The witnesses are expected to offer evidence that Mr Lopez and his closest colleagues amassed large quantities of top secret GM documents before suddenly jumping ship to VW in March. GM says these documents, which include details of future models and advance purchasing lists for suppliers, have been missing since then.
The hearing was forced by Der Spiegel, which is seeking to overturn a temporary injunction brought by Volkswagen to prevent it repeating allegations of large-scale industrial espionage by Mr Lopez.
The German magazine has called 22 witnesses, mostly executives from GM and its European subsidiary, Opel, to back up its allegations. 'We are very optimistic that after this hearing we shall be able to report freely and fully again,' Dietrich Krause, Der Spiegel's lawyer, said. 'We would not have started the case if we did not think we would succeed.'
Der Spiegel says it has witnesses who can contradict categorical denials by Mr Lopez that he requested technical details and photographs of specific new Opel models, and that documents were removed. VW, which is likely to be represented at the hearing only by its lawyers, said yesterday that this would not be the final word.
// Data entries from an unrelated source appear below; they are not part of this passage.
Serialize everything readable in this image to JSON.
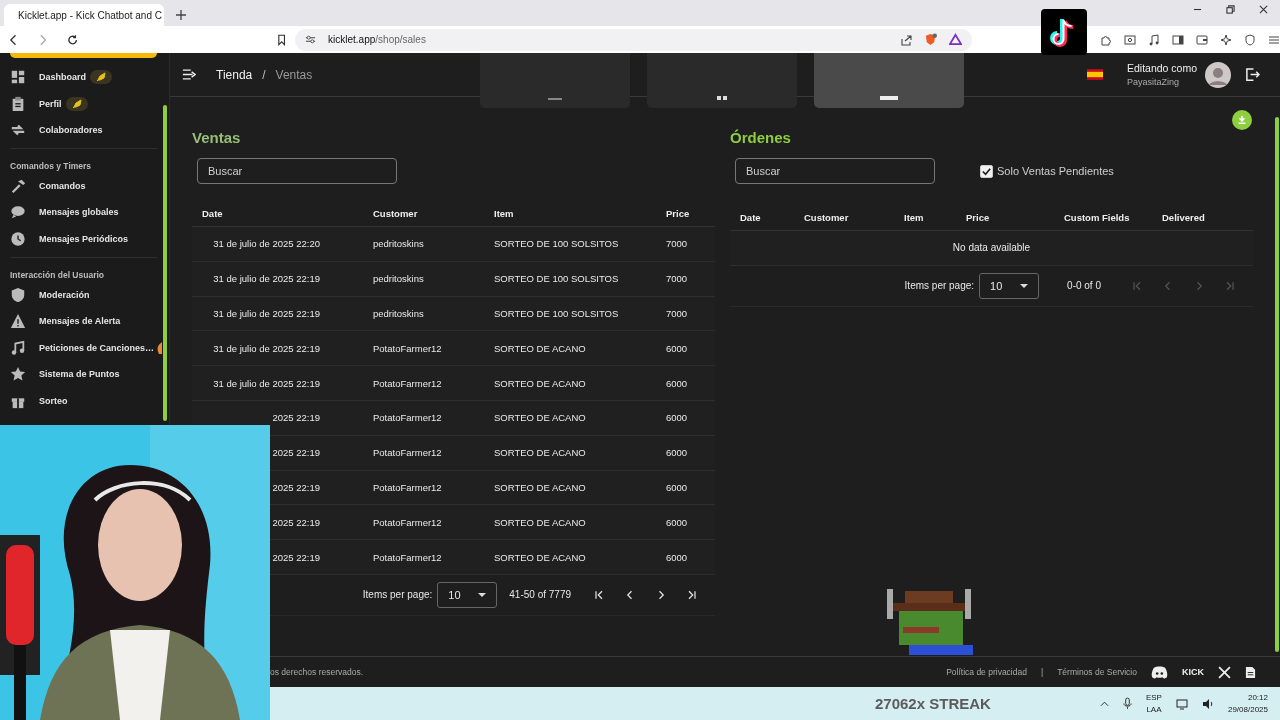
{
  "browser": {
    "tab_title": "Kicklet.app - Kick Chatbot and C",
    "url_host": "kicklet.app",
    "url_path": "/shop/sales"
  },
  "sidebar": {
    "sections": [
      {
        "items": [
          {
            "label": "Dashboard",
            "rocket_badge": true
          },
          {
            "label": "Perfil",
            "rocket_badge": true
          },
          {
            "label": "Colaboradores"
          }
        ]
      },
      {
        "title": "Comandos y Timers",
        "items": [
          {
            "label": "Comandos"
          },
          {
            "label": "Mensajes globales"
          },
          {
            "label": "Mensajes Periódicos"
          }
        ]
      },
      {
        "title": "Interacción del Usuario",
        "items": [
          {
            "label": "Moderación"
          },
          {
            "label": "Mensajes de Alerta"
          },
          {
            "label": "Peticiones de Canciones…",
            "flame_badge": true
          },
          {
            "label": "Sistema de Puntos"
          },
          {
            "label": "Sorteo"
          }
        ]
      }
    ]
  },
  "header": {
    "breadcrumb": [
      "Tienda",
      "Ventas"
    ],
    "separator": "/",
    "caption": "Editando como",
    "user": "PayasitaZing"
  },
  "ventas": {
    "title": "Ventas",
    "search": {
      "placeholder": "Buscar"
    },
    "columns": [
      "Date",
      "Customer",
      "Item",
      "Price"
    ],
    "rows": [
      {
        "date": "31 de julio de 2025 22:20",
        "customer": "pedritoskins",
        "item": "SORTEO DE 100 SOLSITOS",
        "price": "7000"
      },
      {
        "date": "31 de julio de 2025 22:19",
        "customer": "pedritoskins",
        "item": "SORTEO DE 100 SOLSITOS",
        "price": "7000"
      },
      {
        "date": "31 de julio de 2025 22:19",
        "customer": "pedritoskins",
        "item": "SORTEO DE 100 SOLSITOS",
        "price": "7000"
      },
      {
        "date": "31 de julio de 2025 22:19",
        "customer": "PotatoFarmer12",
        "item": "SORTEO DE ACANO",
        "price": "6000"
      },
      {
        "date": "31 de julio de 2025 22:19",
        "customer": "PotatoFarmer12",
        "item": "SORTEO DE ACANO",
        "price": "6000"
      },
      {
        "date": "2025 22:19",
        "customer": "PotatoFarmer12",
        "item": "SORTEO DE ACANO",
        "price": "6000"
      },
      {
        "date": "2025 22:19",
        "customer": "PotatoFarmer12",
        "item": "SORTEO DE ACANO",
        "price": "6000"
      },
      {
        "date": "2025 22:19",
        "customer": "PotatoFarmer12",
        "item": "SORTEO DE ACANO",
        "price": "6000"
      },
      {
        "date": "2025 22:19",
        "customer": "PotatoFarmer12",
        "item": "SORTEO DE ACANO",
        "price": "6000"
      },
      {
        "date": "2025 22:19",
        "customer": "PotatoFarmer12",
        "item": "SORTEO DE ACANO",
        "price": "6000"
      }
    ],
    "pagination": {
      "label": "Items per page:",
      "per_page": "10",
      "range": "41-50 of 7779",
      "nav_disabled": false
    }
  },
  "ordenes": {
    "title": "Órdenes",
    "search": {
      "placeholder": "Buscar"
    },
    "filter": {
      "label": "Solo Ventas Pendientes",
      "checked": true
    },
    "columns": [
      "Date",
      "Customer",
      "Item",
      "Price",
      "Custom Fields",
      "Delivered"
    ],
    "empty": "No data available",
    "pagination": {
      "label": "Items per page:",
      "per_page": "10",
      "range": "0-0 of 0",
      "nav_disabled": true
    }
  },
  "footer": {
    "copyright": "os derechos reservados.",
    "links": [
      "Política de privacidad",
      "Términos de Servicio"
    ],
    "separator": "|",
    "kick": "KICK"
  },
  "overlay": {
    "streak": "27062x STREAK"
  },
  "taskbar": {
    "language": "ESP",
    "layout": "LAA",
    "time": "20:12",
    "date": "29/08/2025"
  }
}
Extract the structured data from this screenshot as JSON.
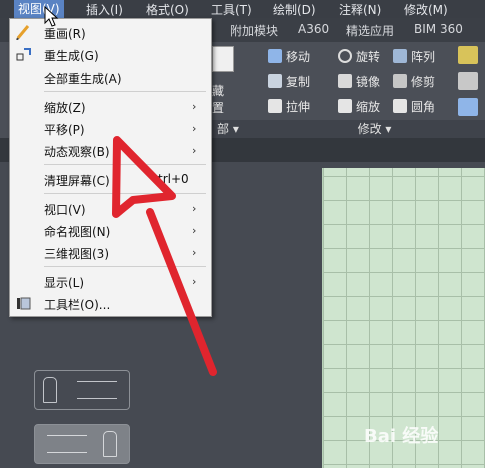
{
  "menubar": {
    "items": [
      "视图(V)",
      "插入(I)",
      "格式(O)",
      "工具(T)",
      "绘制(D)",
      "注释(N)",
      "修改(M)"
    ]
  },
  "ribbon_tabs": [
    "附加模块",
    "A360",
    "精选应用",
    "BIM 360"
  ],
  "ribbon": {
    "row1": [
      "移动",
      "旋转",
      "阵列"
    ],
    "row2": [
      "复制",
      "镜像",
      "修剪"
    ],
    "row3": [
      "拉伸",
      "缩放",
      "圆角"
    ],
    "panel_left": "藏",
    "panel_left2": "置",
    "panel_mid": "部 ▾",
    "panel_modify": "修改 ▾"
  },
  "menu": {
    "redraw": "重画(R)",
    "regen": "重生成(G)",
    "regen_all": "全部重生成(A)",
    "zoom": "缩放(Z)",
    "pan": "平移(P)",
    "orbit": "动态观察(B)",
    "clean_screen": "清理屏幕(C)",
    "clean_shortcut": "trl+0",
    "viewports": "视口(V)",
    "named_views": "命名视图(N)",
    "views_3d": "三维视图(3)",
    "display": "显示(L)",
    "toolbars": "工具栏(O)..."
  },
  "watermark": "Bai 经验",
  "colors": {
    "accent": "#5a83c3",
    "arrow": "#e0252e",
    "grid_bg": "#cfe5cf"
  }
}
The evidence will come in sworn affidavits from GM and Opel employees stating that Mr Lopez and certain of the seven colleagues who left with him for VW requested and received confidential documents before leaving GM, documents which can no longer be found, Mr Krause said.
Among the witnesses called by Der Spiegel are David Clark, vice-president of GM Europe; Toni Simonetti, head of GM corporate communications in the US; John Howell, GM's European planning head; Michael Heuss, GM Europe's purchasing chief; and Fritz Indra, Opel's senior engineer in charge of model development.
While today's hearing is a legal confrontation between Volkswagen and Der Spiegel only, GM and Opel have jumped on the occasion as a means of turning up the heat in an extraordinarily bitter battle between the car giants.Reuse content